The land also happens to adjoin properties owned by David Hall, a wealthy Utah engineer who has bought at least 1,500 acres around Strafford, Royalton, Sharon and Tunbridge in hopes of someday building a self-sustaining community of thousands in the Vermont hills.

McIntyre said her group had eyed the land long before Hall’s arrival, dating to when Roscoe and Ruth Manning, who bought the plot around 1960, still were alive.

But the next generation of the Manning family, along with members of the Alliance for Vermont Communities — a group founded to oppose NewVistas — did express an interest in hampering his plans.

“A lot of our land abuts the land that David Hall has purchased,” Carol Boles, the family member most closely involved in the deal, said over the phone. “We were trying to avoid any more land being available for him.”

“This is a twofer,” John Echeverria, an Alliance board member, said in a separate interview. “It’s a wonderful farmland and open-space conservation project, and it’s also a powerful impediment to the NewVistas development.”

Hall did not appear fazed.

“That would be great!” he said in an email on Friday. “Conserving land from further subdivision is totally in line with my objectives.”

Hall said that part of his goal in creating a high-density settlement is to reduce “rural sprawl,” or the diffusion of housing across wide areas, which he believes leads to higher transportation costs and a drain on public services.

“Small parcels means another road, another home, and even more sprawl,” he said over the phone later that day.

The conservation arrangement may not be out of line with the NewVistas model, either. Sample development plans available on Hall’s website show that settlements likely would include a small core residential area surrounded by largely undeveloped land.

“Hopefully they can find more that are willing to do this,” Hall said in his email.

In the phone call, Hall said that he had purchased even more land in the last few weeks: a roughly 500-acre parcel abutting his 450-acre property atop the hill that Clifford Farm Road climbs in Sharon.

That would put his total acreage at 2,000, about 40 percent of the 5,000 acres that he says a NewVistas development would require.

The Upper Valley Land Trust is leading a fundraising push to gather the final $15,000 needed to finance the $300,000 easement on the Manning property. The easement would prevent residential or commercial development on the property beyond its current limited agricultural use.

The Alliance for Vermont Communities has offered a $10,000 matching gift toward the goal, and if the drive is successful, the transfer will occur within a few weeks, McIntyre said in a December letter to supporters of the land trust.

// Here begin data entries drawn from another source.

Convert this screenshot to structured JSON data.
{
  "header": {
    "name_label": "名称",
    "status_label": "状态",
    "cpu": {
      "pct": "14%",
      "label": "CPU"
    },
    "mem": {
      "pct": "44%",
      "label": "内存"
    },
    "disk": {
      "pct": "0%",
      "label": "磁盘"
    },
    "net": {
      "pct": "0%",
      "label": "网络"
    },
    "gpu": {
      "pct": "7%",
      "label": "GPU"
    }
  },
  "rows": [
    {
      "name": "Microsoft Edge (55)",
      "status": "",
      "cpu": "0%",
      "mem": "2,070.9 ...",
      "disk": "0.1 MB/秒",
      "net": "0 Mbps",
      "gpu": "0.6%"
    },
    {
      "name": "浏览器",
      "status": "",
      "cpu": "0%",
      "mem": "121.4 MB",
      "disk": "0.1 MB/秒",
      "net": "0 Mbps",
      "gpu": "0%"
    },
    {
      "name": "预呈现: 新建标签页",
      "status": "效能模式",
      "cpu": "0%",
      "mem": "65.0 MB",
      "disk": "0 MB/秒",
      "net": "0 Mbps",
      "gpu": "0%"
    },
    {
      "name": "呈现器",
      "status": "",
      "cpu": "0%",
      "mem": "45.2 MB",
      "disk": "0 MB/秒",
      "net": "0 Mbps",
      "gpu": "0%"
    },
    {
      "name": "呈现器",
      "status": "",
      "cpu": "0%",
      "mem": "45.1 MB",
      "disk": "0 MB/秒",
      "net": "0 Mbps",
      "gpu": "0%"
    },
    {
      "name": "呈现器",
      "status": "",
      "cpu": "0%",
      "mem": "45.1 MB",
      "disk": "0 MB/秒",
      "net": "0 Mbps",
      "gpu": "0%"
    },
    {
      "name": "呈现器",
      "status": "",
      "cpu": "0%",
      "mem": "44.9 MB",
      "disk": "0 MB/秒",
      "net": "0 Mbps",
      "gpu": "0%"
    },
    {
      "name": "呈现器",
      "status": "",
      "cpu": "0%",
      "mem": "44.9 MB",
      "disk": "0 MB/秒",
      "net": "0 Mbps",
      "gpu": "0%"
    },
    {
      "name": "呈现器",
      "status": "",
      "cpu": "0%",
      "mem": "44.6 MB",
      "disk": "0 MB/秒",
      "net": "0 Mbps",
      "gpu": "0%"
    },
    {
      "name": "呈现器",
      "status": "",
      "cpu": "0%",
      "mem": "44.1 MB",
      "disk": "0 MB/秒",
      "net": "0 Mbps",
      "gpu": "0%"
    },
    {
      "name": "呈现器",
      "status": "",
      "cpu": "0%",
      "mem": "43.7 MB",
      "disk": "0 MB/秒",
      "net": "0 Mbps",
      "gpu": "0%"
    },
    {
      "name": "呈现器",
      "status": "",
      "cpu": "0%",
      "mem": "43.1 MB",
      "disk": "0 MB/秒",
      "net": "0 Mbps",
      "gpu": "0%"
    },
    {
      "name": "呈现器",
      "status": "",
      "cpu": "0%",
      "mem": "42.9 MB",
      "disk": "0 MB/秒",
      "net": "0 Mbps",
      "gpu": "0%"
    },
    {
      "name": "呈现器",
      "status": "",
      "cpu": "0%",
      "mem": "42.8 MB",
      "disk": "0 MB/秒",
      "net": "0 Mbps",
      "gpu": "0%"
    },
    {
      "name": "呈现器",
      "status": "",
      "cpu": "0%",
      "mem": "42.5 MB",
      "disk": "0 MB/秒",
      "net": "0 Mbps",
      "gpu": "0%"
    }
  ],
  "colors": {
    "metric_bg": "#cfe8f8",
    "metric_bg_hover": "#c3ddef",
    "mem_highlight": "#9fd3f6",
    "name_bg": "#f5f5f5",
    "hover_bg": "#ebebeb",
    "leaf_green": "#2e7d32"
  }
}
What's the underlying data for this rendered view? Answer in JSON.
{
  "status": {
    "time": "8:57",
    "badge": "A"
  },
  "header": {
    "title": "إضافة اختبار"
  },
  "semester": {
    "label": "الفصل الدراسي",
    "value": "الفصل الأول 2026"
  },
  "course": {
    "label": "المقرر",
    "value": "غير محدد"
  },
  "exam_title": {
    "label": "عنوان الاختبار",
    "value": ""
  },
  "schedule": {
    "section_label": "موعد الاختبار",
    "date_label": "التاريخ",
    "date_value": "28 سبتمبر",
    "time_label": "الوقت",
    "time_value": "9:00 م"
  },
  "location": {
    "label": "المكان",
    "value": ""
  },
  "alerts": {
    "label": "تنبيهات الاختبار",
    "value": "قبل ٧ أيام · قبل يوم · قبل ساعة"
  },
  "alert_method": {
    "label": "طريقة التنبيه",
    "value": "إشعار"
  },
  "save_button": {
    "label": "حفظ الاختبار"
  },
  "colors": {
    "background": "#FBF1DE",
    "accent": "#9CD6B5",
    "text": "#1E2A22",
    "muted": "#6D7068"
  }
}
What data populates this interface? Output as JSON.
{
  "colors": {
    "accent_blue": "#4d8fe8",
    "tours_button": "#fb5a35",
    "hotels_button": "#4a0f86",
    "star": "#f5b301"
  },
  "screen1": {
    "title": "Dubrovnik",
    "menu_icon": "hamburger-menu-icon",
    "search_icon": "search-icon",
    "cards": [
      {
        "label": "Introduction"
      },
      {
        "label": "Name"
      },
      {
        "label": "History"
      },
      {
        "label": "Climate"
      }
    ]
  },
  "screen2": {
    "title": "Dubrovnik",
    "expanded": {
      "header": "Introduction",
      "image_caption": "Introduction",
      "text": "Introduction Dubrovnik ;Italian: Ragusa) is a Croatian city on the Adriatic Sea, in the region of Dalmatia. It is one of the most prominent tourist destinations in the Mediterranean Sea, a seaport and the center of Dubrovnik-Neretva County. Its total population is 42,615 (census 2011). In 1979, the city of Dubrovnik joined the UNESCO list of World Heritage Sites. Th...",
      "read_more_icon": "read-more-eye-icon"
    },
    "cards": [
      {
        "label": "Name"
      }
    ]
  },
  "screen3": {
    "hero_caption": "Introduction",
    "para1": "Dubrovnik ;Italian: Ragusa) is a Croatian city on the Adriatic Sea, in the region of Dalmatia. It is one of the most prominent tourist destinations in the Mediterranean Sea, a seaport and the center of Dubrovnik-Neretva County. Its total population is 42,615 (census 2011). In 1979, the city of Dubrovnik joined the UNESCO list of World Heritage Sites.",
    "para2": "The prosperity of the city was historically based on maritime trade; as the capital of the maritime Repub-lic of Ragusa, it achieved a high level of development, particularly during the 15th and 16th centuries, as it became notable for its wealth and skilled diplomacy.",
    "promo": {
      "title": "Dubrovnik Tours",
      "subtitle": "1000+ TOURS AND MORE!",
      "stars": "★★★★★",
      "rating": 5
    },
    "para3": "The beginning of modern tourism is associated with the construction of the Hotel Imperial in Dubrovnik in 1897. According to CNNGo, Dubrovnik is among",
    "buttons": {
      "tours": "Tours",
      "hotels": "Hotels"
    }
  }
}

Amy Huyffer and Earl Ransom, owners of Strafford Organic Creamery, primarily located at nearby Rockbottom Farm in Strafford, will become the owners of the 382-acre parcel, which Boles said was assessed at $587,000.

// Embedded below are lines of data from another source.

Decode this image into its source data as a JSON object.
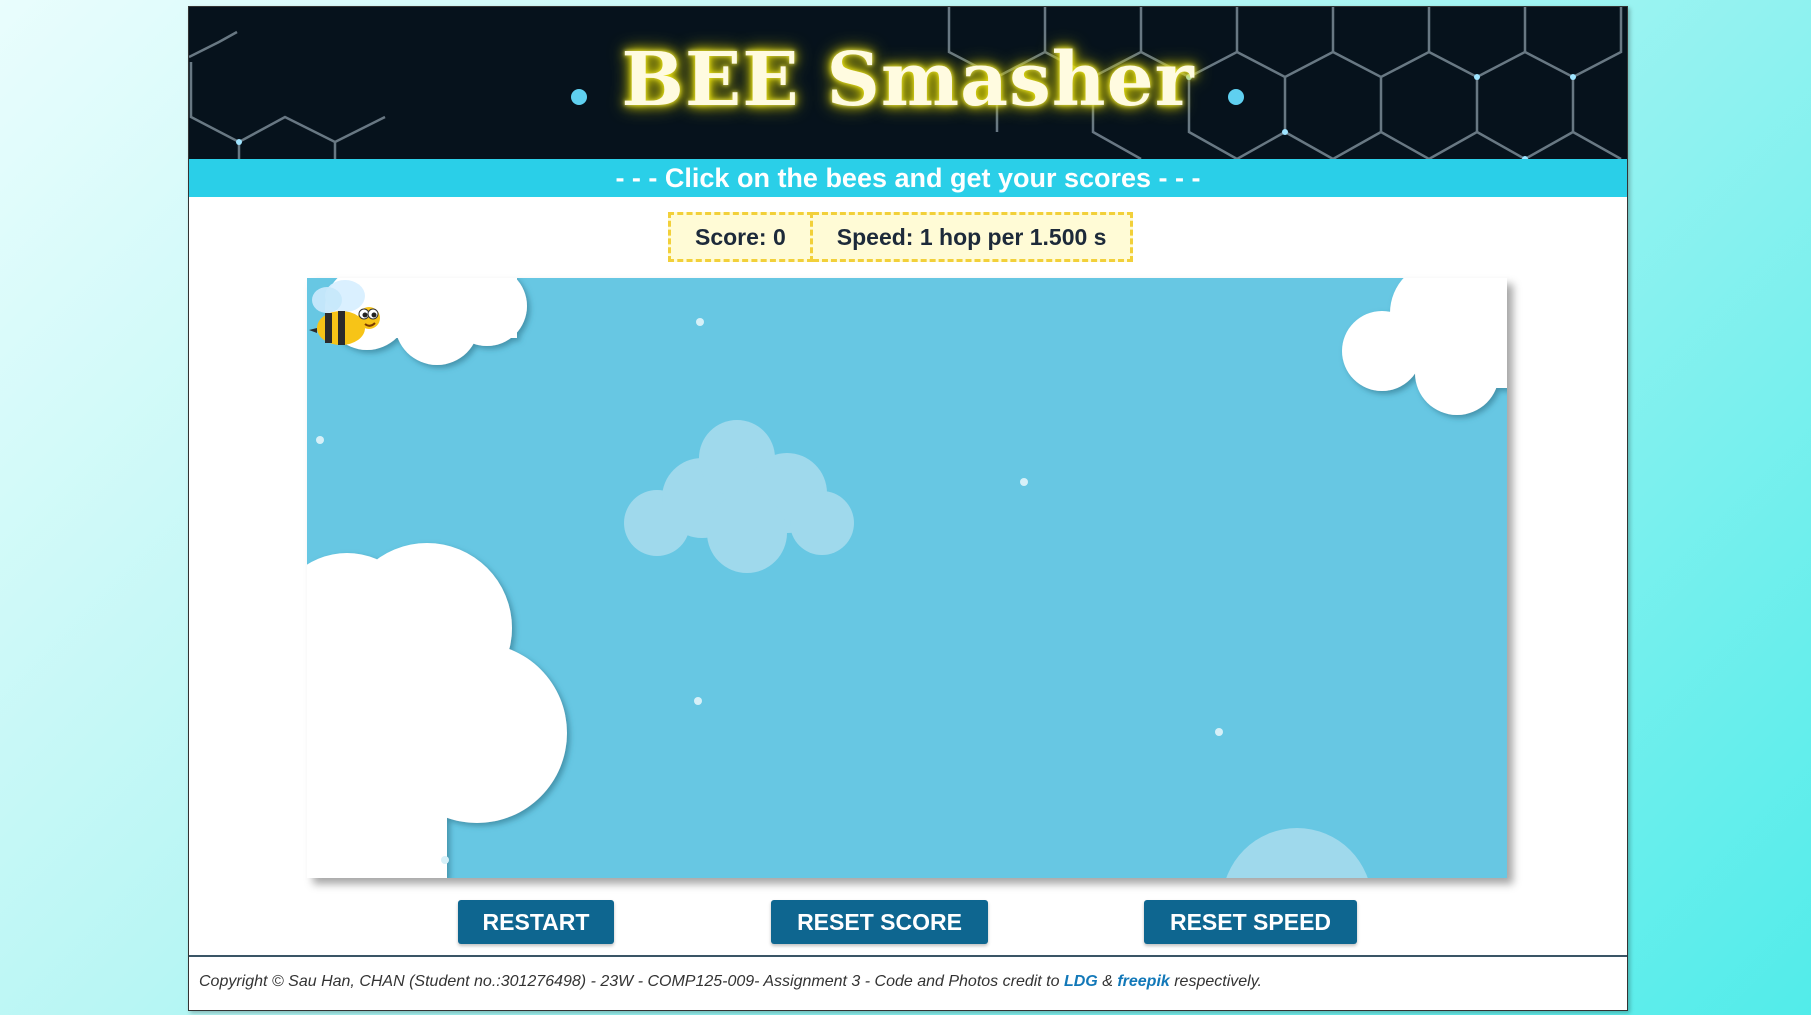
{
  "header": {
    "title": "BEE Smasher",
    "subtitle": "- - - Click on the bees and get your scores - - -"
  },
  "stats": {
    "score": "Score: 0",
    "speed": "Speed: 1 hop per 1.500 s"
  },
  "buttons": {
    "restart": "RESTART",
    "reset_score": "RESET SCORE",
    "reset_speed": "RESET SPEED"
  },
  "footer": {
    "text_before": "Copyright © Sau Han, CHAN (Student no.:301276498) - 23W - COMP125-009- Assignment 3 - Code and Photos credit to ",
    "link1": "LDG",
    "amp": " & ",
    "link2": "freepik",
    "text_after": " respectively."
  },
  "colors": {
    "header_bg": "#06121c",
    "subbar_bg": "#2acfe8",
    "sky": "#67c7e3",
    "button_bg": "#0e6690",
    "stat_bg": "#fffbd6",
    "stat_border": "#f2d03a"
  },
  "icons": {
    "bee": "bee-icon",
    "clouds": "cloud-icon"
  }
}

Speaking over the phone Friday, Ransom said he expected to pay about half the list price to acquire the land, with UVLT buying the property’s development rights, a significant portion of its value.

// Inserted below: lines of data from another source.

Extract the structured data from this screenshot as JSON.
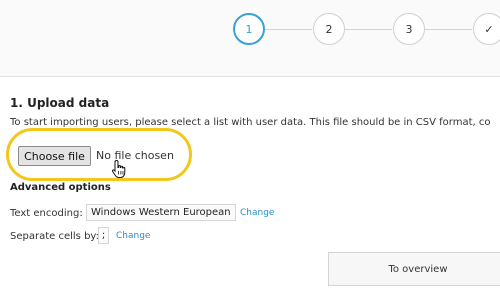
{
  "stepper": {
    "steps": [
      {
        "label": "1",
        "state": "active"
      },
      {
        "label": "2",
        "state": "pending"
      },
      {
        "label": "3",
        "state": "pending"
      },
      {
        "label": "✓",
        "state": "pending"
      }
    ],
    "active_color": "#3aa0d5"
  },
  "upload": {
    "title": "1. Upload data",
    "intro": "To start importing users, please select a list with user data. This file should be in CSV format, co",
    "choose_file_label": "Choose file",
    "file_status": "No file chosen",
    "highlight_color": "#f2c71c"
  },
  "advanced": {
    "title": "Advanced options",
    "encoding_label": "Text encoding:",
    "encoding_value": "Windows Western European",
    "separator_label": "Separate cells by:",
    "separator_value": ";",
    "change_label": "Change",
    "link_color": "#2a8fc8"
  },
  "footer": {
    "overview_label": "To overview"
  },
  "icons": {
    "cursor": "hand-pointer-icon"
  }
}
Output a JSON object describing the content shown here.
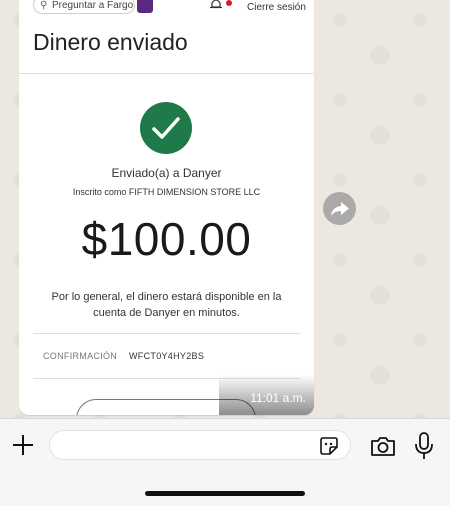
{
  "bank_screen": {
    "search_placeholder": "Preguntar a Fargo",
    "logout_label": "Cierre sesión",
    "title": "Dinero enviado",
    "sent_to": "Enviado(a) a Danyer",
    "enrolled_as": "Inscrito como FIFTH DIMENSION STORE LLC",
    "amount": "$100.00",
    "availability_message": "Por lo general, el dinero estará disponible en la cuenta de Danyer en minutos.",
    "confirmation_label": "CONFIRMACIÓN",
    "confirmation_value": "WFCT0Y4HY2BS"
  },
  "message": {
    "timestamp": "11:01 a.m."
  },
  "icons": {
    "success": "check-circle-icon",
    "forward": "forward-icon",
    "attach": "plus-icon",
    "sticker": "sticker-icon",
    "camera": "camera-icon",
    "mic": "microphone-icon"
  },
  "colors": {
    "success_green": "#1f7a4a",
    "brand_purple": "#5a2a82",
    "alert_red": "#d71e28"
  }
}
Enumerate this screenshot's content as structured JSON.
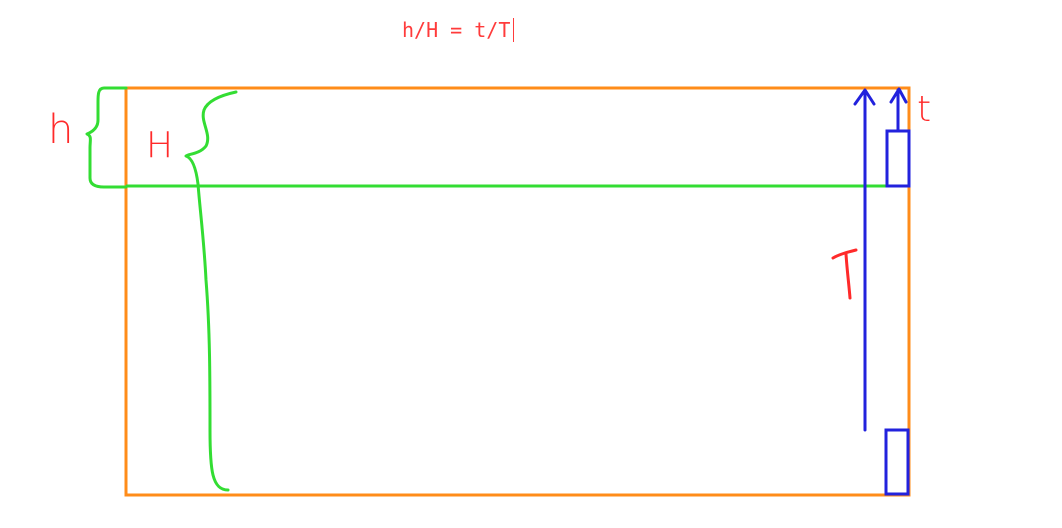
{
  "formula": {
    "text": "h/H = t/T"
  },
  "labels": {
    "h": "h",
    "H": "H",
    "t": "t",
    "T": "T"
  },
  "colors": {
    "frame": "#ff8c1a",
    "brace": "#33dd33",
    "arrow": "#2222dd",
    "text": "#ff2a2a"
  }
}
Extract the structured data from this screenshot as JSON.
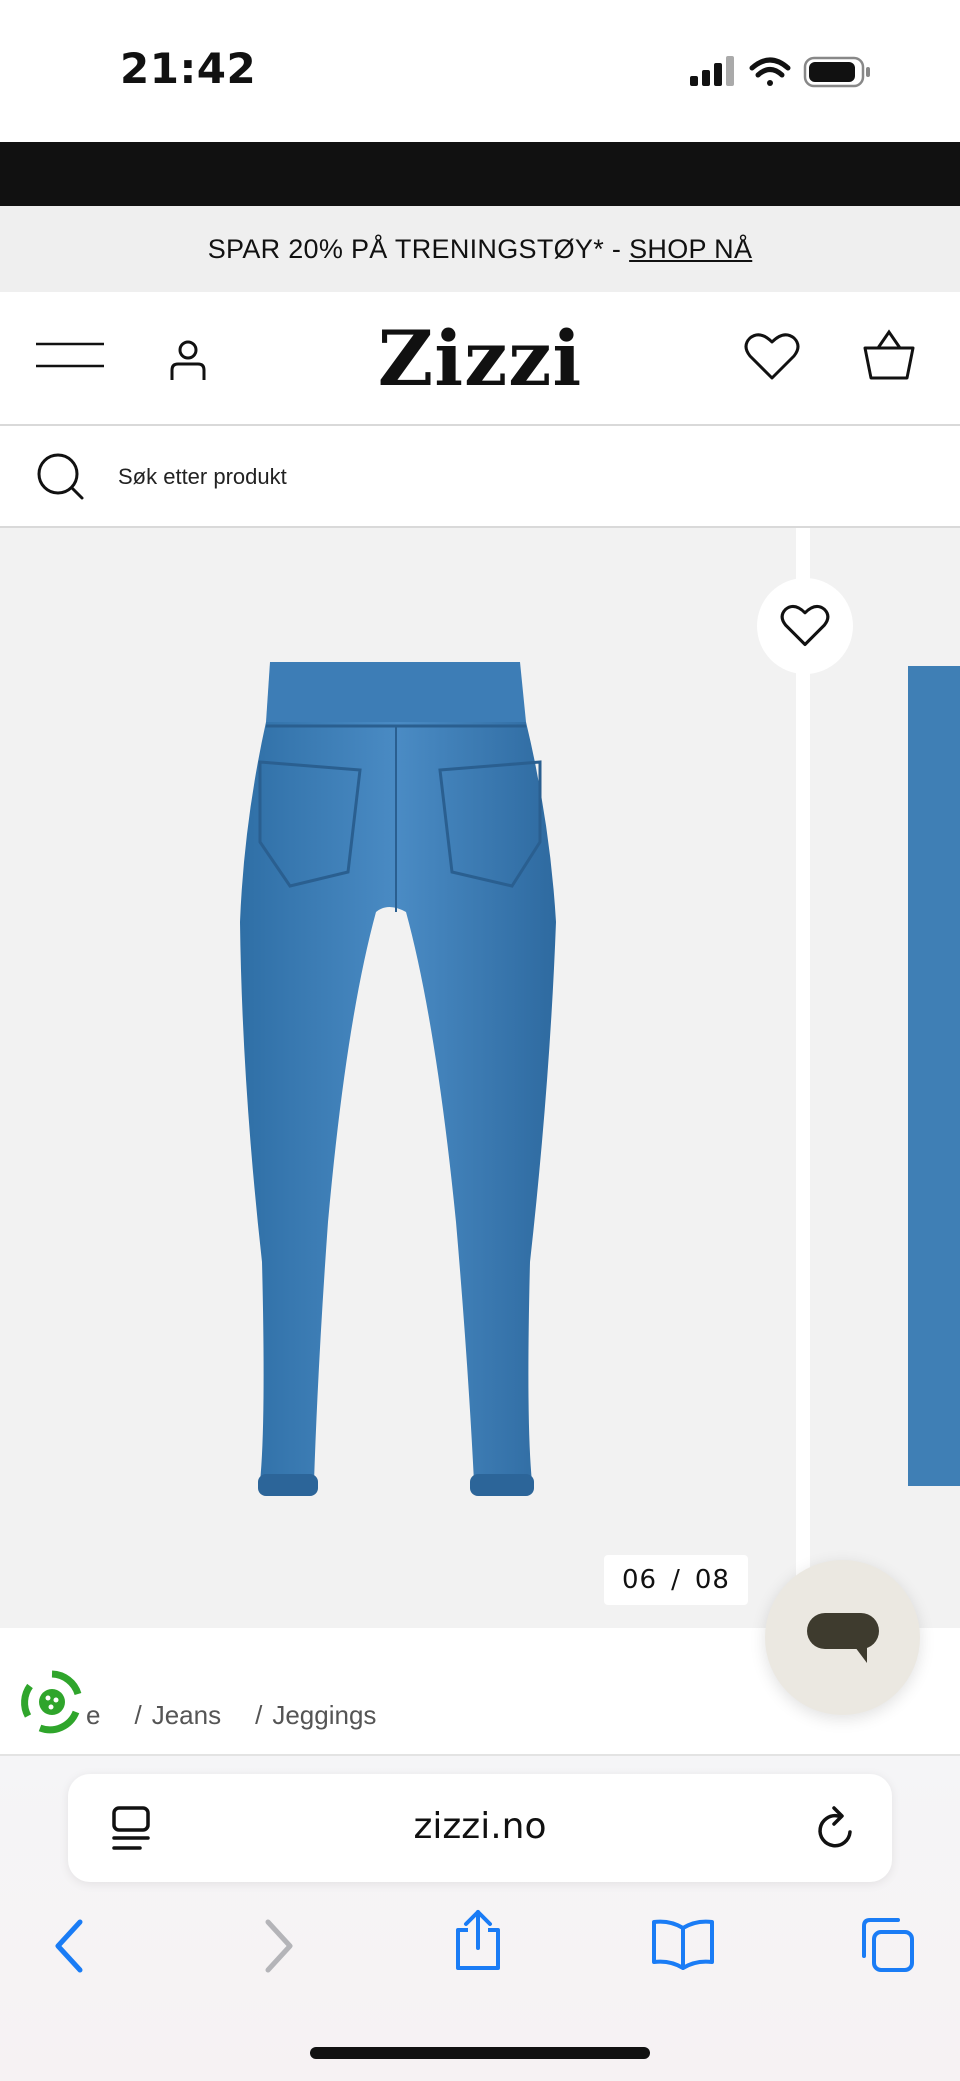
{
  "status_bar": {
    "time": "21:42",
    "icons": [
      "signal-icon",
      "wifi-icon",
      "battery-icon"
    ]
  },
  "promo": {
    "text": "SPAR 20% PÅ TRENINGSTØY* -",
    "link": "SHOP NÅ"
  },
  "header": {
    "logo": "Zizzi",
    "icons": [
      "menu-icon",
      "account-icon",
      "wishlist-icon",
      "cart-icon"
    ]
  },
  "search": {
    "placeholder": "Søk etter produkt"
  },
  "gallery": {
    "counter_current": "06",
    "counter_separator": "/",
    "counter_total": "08",
    "image_color": "#3f7fb5"
  },
  "breadcrumb": {
    "items": [
      "e",
      "Jeans",
      "Jeggings"
    ],
    "separator": "/"
  },
  "browser": {
    "url": "zizzi.no",
    "toolbar_icons": [
      "back-icon",
      "forward-icon",
      "share-icon",
      "bookmarks-icon",
      "tabs-icon"
    ],
    "accent": "#1a7cf5"
  },
  "colors": {
    "promo_bg": "#efefef",
    "gallery_bg": "#f2f2f2",
    "chat_bg": "#ebe8e1",
    "eco_green": "#2fa52b"
  }
}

Ransom said he had admired the land and the well-kept farm that occupied it since Roscoe Manning was there. He said he viewed the property as a long-term investment, one that would allow him to consolidate some of his business interests but also would require years of hard work to turn a profit.

“It’s a little daunting, I’m not going to be shy about that,” he said. “It’s a lot to take on, but I think it’s worth it.”

Officials from the Upper Valley Trail Alliance also are involved — they plan to help install a 3.5-mile trail through the woods and roads surrounding the farm.

“It’ll be a nice meander in the woods,” Executive Director Russell Hirschler said of the trail, which he said would likely be too narrow for motorized use.

Boles, meanwhile, waxed wistful as she prepared to hand over the land on which she was raised, including the farmhouse where she lived as a child, and the brick schoolhouse where she and her husband resided as newlyweds. But she added that the terms of the easement, which binds Upper Valley Land Trust in perpetuity to prevent large-scale development, would preserve the things she loved about her birthright.

“It’s been around a long time, and it’s going to stay that way,” she said. “That’s the best part — is that it’s going to remain farmland.”

Rob Wolfe can be reached at rwolfe@vnews.com or at 603-727-3242.